Danny Duffy of the Royals is a yong lefty with 3 plus pitches that touches 95 mph...AL only league with K's he is a solid 5th starter.
I would avoid Duffy for now, even in AL-only leagues unless you are desperate for K's and can sacrifice WHIP (assuming you play standard-ish roto). His control has been awful, but perhaps the six walks in his Major League debut are attributable to jitters. He did show good control throughout his Minor League career.
I play fantasy baseball more conservatively, so I would avoid him, but you may play a different style and can live with the risk. There is certainly no one correct way to go about it.
I watched Duffy pitch in Omaha and he is a freckle faced bulldog. Competitive as they come. I bought him in our FAAB auction for AL only (very compeitive league) for 25 bucks - I have Haren, Josh Tomlin and Bret Anderson as WHIP stabilizers - so I can absorb some of the control risk.
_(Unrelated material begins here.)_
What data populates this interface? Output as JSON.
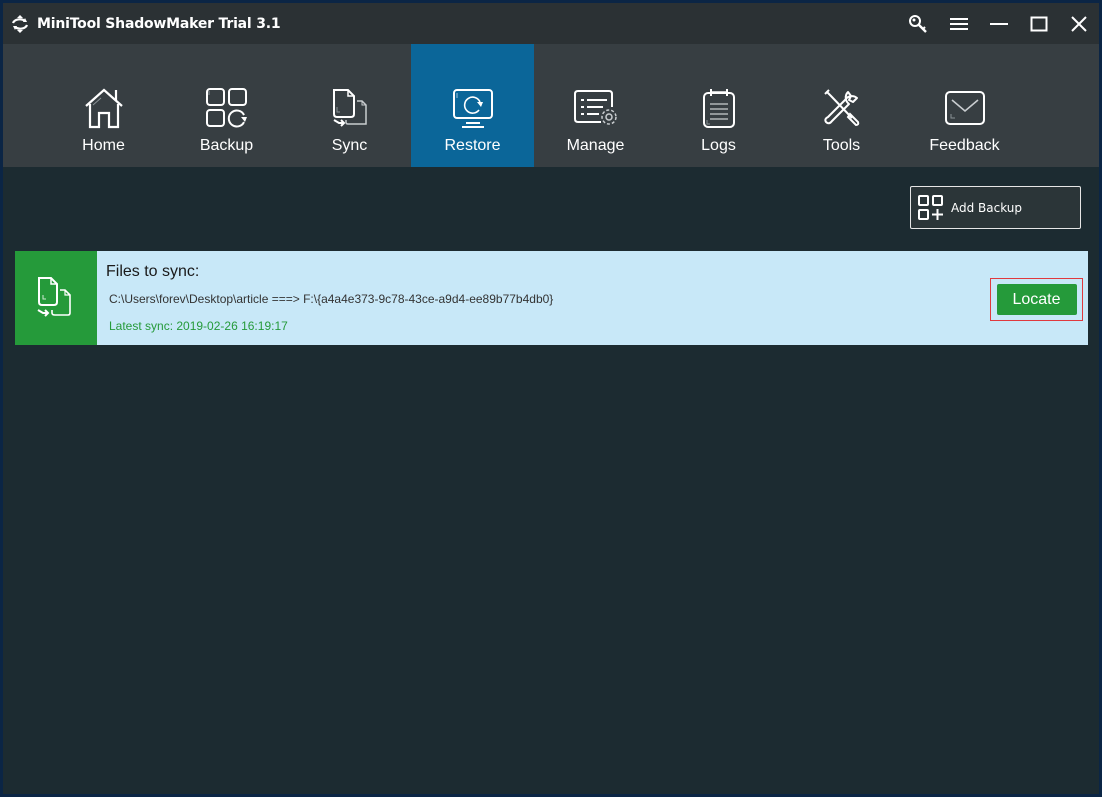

Aceves is setting himself up for swingman status - Francona likes him, as did Gerardi when he was healthy with the Yankees. Some guys flat out just compete better than others - Aceves is one of those.